▶ WHAT IS EXPECTED:
Find the string "date" in the records. Copy every line it appears in.

BEGIN

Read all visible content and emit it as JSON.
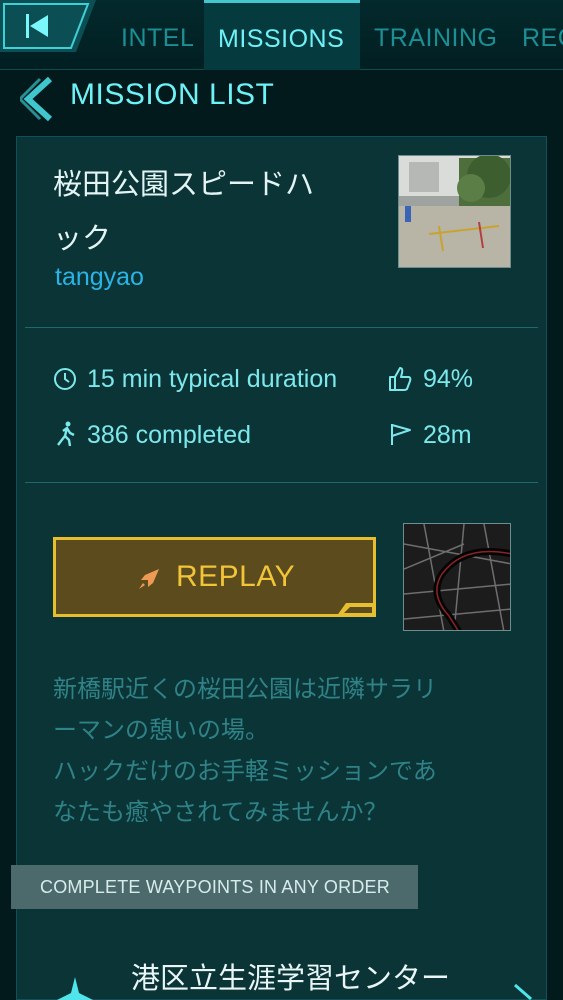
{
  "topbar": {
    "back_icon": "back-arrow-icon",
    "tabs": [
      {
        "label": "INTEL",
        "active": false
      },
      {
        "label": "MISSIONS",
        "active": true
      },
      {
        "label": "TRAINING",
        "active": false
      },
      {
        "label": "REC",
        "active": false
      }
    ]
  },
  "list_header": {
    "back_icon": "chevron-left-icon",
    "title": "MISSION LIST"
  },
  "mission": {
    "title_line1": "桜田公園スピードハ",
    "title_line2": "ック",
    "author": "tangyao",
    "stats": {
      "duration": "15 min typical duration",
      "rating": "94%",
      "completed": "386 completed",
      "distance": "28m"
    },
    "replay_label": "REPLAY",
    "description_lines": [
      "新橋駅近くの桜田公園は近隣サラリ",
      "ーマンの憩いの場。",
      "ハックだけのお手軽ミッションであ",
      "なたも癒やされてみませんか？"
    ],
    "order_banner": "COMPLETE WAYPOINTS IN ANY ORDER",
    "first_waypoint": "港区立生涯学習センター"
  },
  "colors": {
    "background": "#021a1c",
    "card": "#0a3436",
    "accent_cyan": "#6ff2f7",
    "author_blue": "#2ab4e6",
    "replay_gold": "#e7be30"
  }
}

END
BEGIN

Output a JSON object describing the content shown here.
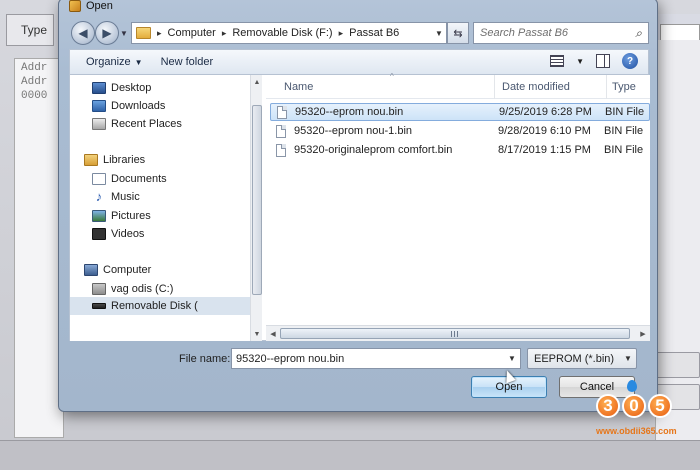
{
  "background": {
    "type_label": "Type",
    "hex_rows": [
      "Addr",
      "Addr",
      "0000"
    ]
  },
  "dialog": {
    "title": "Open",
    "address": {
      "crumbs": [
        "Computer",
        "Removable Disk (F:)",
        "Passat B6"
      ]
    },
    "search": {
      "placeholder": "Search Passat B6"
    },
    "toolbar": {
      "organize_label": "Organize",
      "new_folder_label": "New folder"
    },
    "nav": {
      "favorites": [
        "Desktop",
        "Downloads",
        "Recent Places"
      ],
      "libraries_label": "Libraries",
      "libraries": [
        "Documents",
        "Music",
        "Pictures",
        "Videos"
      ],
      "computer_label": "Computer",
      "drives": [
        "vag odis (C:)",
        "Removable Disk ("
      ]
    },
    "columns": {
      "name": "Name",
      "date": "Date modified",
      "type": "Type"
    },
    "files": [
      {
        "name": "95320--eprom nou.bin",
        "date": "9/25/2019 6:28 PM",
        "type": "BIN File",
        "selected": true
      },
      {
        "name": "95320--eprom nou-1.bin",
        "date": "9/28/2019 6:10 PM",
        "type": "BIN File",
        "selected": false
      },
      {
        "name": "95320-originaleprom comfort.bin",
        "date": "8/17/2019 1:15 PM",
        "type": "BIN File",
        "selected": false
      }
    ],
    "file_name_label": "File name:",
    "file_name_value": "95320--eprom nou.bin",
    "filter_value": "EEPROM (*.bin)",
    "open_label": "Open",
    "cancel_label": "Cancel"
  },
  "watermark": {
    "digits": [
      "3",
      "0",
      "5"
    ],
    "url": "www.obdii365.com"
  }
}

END

▶ TASK ANSWER:
      "date": "Date modified",
        "date": "9/25/2019 6:28 PM",
        "date": "9/28/2019 6:10 PM",
        "date": "8/17/2019 1:15 PM",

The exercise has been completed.